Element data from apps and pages
*****

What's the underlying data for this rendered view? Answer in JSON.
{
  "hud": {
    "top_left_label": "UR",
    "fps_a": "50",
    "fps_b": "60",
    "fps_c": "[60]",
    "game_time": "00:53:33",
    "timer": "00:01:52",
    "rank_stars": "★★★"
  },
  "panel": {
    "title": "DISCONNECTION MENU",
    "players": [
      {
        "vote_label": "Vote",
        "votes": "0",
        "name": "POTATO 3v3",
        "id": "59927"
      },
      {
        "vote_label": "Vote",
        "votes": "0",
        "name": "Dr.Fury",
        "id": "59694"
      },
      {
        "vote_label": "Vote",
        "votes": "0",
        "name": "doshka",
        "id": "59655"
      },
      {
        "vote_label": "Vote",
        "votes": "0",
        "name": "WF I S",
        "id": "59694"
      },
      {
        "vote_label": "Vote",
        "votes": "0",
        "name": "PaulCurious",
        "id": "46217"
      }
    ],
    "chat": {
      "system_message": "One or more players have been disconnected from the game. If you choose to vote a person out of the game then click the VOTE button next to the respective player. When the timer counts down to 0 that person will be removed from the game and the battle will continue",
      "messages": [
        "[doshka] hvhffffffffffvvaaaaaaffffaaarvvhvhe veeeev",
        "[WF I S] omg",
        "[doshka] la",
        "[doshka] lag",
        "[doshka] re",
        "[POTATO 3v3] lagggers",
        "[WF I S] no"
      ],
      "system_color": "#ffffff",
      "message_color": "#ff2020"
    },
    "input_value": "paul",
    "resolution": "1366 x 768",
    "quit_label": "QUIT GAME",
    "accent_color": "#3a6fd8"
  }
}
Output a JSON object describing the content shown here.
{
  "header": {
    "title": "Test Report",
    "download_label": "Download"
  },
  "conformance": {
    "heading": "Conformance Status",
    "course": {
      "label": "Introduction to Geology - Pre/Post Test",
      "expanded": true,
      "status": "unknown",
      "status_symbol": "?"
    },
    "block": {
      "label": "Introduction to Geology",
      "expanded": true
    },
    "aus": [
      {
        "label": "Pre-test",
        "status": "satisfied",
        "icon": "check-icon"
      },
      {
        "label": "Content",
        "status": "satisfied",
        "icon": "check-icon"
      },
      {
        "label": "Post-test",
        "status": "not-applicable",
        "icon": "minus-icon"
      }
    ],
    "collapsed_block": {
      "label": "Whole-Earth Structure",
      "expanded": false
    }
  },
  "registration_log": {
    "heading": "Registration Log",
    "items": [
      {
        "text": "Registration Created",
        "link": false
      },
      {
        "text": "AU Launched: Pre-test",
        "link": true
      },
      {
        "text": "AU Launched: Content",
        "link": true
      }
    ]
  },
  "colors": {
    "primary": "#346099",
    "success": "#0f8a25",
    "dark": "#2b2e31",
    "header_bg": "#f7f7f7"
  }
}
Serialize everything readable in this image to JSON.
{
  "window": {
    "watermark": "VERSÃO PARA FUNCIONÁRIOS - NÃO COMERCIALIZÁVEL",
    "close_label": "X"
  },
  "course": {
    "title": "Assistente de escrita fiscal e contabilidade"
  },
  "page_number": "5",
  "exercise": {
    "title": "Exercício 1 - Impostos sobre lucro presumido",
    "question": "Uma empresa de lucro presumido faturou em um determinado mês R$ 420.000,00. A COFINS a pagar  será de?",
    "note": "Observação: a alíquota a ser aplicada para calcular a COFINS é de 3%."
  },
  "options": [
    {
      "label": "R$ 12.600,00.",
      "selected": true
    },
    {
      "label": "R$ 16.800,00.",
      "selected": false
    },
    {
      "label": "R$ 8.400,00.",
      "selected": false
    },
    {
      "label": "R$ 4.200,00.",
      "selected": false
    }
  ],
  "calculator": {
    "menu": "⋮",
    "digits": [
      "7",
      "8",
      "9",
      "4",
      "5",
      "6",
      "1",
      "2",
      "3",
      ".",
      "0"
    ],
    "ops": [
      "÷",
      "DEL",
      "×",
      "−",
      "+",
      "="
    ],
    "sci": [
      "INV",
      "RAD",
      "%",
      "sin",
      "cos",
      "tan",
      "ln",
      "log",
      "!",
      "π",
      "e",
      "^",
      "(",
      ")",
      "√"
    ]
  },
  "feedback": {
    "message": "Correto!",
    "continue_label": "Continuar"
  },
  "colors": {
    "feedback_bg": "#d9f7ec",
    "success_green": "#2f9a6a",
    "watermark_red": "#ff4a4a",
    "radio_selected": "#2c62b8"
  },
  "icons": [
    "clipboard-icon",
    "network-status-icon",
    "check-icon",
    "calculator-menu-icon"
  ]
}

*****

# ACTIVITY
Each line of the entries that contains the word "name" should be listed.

# ANSWER TO THIS EXERCISE
        "name": "POTATO 3v3",
        "name": "Dr.Fury",
        "name": "doshka",
        "name": "WF I S",
        "name": "PaulCurious",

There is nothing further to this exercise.